**Component data from apps and pages:**

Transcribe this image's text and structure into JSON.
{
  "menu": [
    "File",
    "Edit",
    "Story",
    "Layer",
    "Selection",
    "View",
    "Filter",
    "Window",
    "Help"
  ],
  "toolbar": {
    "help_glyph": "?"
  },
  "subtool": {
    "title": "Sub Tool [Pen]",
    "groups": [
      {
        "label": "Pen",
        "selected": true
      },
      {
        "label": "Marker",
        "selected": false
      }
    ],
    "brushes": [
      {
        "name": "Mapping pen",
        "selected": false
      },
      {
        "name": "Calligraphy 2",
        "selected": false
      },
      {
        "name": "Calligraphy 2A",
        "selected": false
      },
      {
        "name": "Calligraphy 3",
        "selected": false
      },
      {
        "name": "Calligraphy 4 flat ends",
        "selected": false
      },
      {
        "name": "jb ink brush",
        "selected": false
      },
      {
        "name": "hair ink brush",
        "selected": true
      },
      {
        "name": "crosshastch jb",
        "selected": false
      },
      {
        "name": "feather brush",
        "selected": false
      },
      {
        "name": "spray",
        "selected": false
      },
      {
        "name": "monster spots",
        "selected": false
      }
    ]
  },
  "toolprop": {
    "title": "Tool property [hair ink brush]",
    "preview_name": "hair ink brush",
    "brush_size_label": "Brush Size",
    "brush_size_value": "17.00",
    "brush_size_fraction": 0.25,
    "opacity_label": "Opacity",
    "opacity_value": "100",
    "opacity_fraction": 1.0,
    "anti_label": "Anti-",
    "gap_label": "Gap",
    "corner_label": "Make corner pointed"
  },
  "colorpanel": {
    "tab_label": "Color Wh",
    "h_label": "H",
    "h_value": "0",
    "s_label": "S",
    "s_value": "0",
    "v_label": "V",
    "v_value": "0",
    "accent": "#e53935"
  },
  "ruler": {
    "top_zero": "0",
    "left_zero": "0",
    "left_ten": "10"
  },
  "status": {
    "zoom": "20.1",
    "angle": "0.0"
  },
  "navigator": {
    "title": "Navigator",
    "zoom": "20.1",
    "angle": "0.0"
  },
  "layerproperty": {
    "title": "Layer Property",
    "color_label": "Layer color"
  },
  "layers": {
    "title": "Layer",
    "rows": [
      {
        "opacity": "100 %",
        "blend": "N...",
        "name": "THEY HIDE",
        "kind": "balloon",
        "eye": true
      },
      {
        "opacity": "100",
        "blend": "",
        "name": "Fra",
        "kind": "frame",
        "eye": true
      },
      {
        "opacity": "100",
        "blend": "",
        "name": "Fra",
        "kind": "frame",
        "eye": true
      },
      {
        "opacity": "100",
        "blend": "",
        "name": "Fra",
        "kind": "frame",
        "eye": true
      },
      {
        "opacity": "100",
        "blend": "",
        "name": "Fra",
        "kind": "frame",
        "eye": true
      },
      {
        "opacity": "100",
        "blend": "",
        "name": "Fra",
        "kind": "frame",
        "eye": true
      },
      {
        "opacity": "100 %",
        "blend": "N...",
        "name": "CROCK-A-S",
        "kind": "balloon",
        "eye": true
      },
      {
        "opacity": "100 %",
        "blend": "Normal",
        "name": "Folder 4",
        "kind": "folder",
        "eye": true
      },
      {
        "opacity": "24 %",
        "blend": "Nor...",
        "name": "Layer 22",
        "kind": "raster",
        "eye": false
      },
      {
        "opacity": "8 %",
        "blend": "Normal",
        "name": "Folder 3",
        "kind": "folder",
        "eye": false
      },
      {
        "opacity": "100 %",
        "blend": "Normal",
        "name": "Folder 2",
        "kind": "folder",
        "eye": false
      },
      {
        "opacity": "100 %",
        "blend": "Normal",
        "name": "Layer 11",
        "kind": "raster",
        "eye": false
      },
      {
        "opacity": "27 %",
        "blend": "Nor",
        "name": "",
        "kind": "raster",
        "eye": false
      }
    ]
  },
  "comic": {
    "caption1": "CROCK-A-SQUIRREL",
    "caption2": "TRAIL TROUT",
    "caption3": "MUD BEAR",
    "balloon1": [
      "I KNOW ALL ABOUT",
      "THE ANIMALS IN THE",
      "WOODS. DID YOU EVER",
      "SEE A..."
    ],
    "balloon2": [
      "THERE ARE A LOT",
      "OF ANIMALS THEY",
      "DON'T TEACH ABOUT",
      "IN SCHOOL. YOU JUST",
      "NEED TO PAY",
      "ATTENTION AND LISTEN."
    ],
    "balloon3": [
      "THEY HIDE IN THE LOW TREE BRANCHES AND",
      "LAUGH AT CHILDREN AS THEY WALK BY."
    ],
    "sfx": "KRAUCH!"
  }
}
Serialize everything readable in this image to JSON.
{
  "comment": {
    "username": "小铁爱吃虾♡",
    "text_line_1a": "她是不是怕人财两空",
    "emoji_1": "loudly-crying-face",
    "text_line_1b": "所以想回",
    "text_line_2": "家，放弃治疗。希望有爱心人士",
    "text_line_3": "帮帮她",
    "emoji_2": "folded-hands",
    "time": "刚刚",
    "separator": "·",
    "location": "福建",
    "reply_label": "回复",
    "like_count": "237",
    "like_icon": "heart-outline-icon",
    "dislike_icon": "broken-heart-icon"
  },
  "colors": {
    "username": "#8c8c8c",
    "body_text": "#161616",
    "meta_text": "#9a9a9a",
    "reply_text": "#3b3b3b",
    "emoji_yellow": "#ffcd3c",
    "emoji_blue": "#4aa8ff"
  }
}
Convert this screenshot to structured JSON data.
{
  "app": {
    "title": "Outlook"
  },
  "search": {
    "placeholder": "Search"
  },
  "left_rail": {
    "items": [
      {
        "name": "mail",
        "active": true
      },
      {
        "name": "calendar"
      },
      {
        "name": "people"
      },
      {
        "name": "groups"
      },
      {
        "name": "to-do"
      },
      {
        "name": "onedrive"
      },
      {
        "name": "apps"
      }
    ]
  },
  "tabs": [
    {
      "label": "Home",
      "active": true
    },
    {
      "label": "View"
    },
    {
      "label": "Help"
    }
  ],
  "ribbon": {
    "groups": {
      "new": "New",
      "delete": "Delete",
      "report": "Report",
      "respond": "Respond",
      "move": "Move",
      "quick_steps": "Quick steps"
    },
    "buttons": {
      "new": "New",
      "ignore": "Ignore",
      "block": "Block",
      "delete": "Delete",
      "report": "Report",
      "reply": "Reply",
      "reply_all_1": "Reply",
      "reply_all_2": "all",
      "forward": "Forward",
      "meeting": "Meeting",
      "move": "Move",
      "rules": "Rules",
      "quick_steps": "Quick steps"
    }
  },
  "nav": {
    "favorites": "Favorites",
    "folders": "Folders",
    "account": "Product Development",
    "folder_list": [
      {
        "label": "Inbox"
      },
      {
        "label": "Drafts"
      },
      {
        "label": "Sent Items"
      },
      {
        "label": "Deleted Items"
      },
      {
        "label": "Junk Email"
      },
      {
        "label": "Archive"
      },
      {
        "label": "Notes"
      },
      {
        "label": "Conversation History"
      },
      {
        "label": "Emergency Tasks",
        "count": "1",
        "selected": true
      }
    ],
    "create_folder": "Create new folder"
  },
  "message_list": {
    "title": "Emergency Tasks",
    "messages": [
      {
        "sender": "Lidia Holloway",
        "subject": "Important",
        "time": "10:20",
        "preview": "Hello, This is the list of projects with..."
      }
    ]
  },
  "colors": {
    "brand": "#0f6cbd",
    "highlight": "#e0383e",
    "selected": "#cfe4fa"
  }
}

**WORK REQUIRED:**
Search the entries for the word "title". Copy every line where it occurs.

**EXERCISE ANSWER:**
    "title": "Sub Tool [Pen]",
    "title": "Tool property [hair ink brush]",
    "title": "Navigator",
    "title": "Layer Property",
    "title": "Layer",
    "title": "Outlook"
    "title": "Emergency Tasks",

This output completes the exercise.